A question that comes up often is whether to use free or paid software. It’s tempting to get something for free. This page helps provide a brief introduction to this topic.
Legal Versus Illegal
There are legitimate free products available, but there are also some commercial retail products being given away for free. It’s important to understand this distinction. Some ‘free software’ is actually illegal and not intended to be given away. Other free software is developed by an open-source or volunteer teem of developers for the greater good. Those products are not illegal. A bit of research should be done before downloading and installing a program.
Whether free or paid, the demand for a product can determine how good the available offerings are. For example, a good free alternative to Microsoft Office (Word, Excel, PowerPoint) would be Libre Office. Both of these office suites provide plenty of features and are updated frequently. There are millions of people using and offering some level of support for them to continue. Libre Office is free, but you can donate toward its development. Microsoft Office will likely offer more cloud services and interoperability.
Programs like DVD burning software aren’t as broadly in demand or supported. This is because for many years, Windows and Apple included DVD burning capabilities for free. The market of relatively inexpensive full-featured paid products is well established with Cyberlink, Nero, Pinnacle Studio, Roxio and many others. The free alternatives, available on reputable websites like CNET, mostly have 1-star to 3-star reviews, and likely offer very little support.
Generally with paid software, support is more readily available and more reliable. Support for free software will often rely upon the ‘user community’ to come up with answers. The more broadly used a product is, the more likely it is that someone will have written about the problems and solutions online. In some rare cases, free products have become an industry standard, like MySQL used for website CMS systems. In those cases, there’s more support for the free product.
Sometimes paid software will offer more features and greater reliability, security, and compatibility. There’s a strong financial incentive to do well, and keep products problem-free. Sometimes a free product has gained enough of a user base, like Libre Office, that its quality rivals that of paid products.
User Skill Level
If you’re a less experienced computer user, reliability, compatibility, and quality support will be important to you. For such a person, buying a paid program is usually the best choice.
If you’re a tinkerer with lots of experience and plenty of tech skills, you might consider getting a Linux computer and using all open source software for your email, internet browsing, and word processing needs. Or, use a Windows computer but choose free open source alternatives. As mentioned above, support may be limited.

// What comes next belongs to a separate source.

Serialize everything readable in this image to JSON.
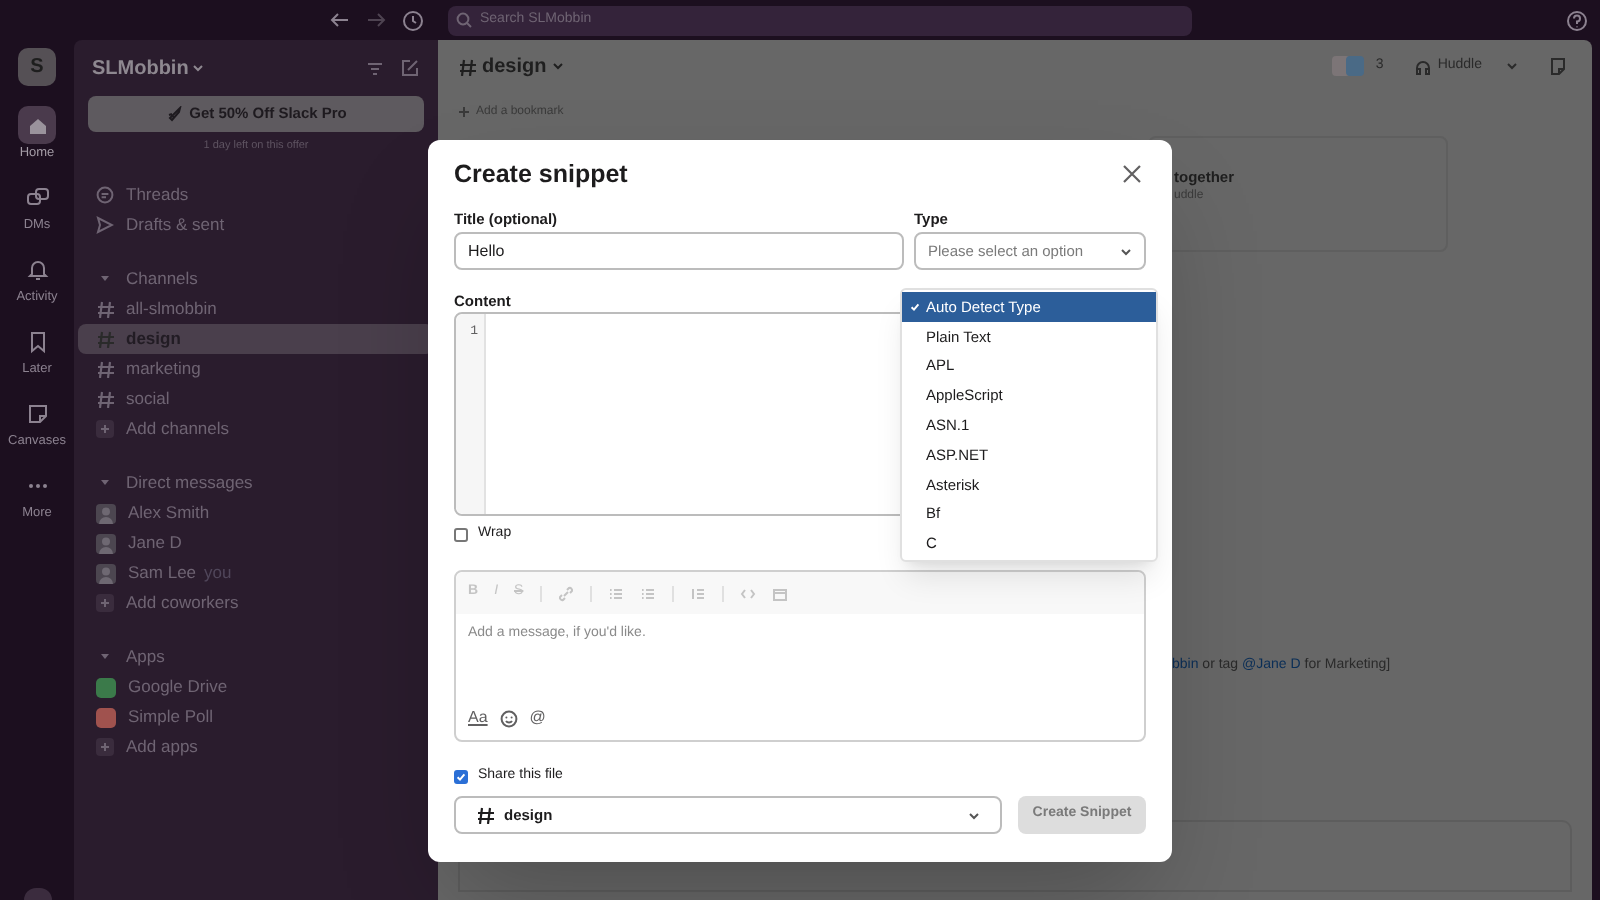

The decision to use free products or paid products will be based on a person’s needs, abilities, expectations, and budget.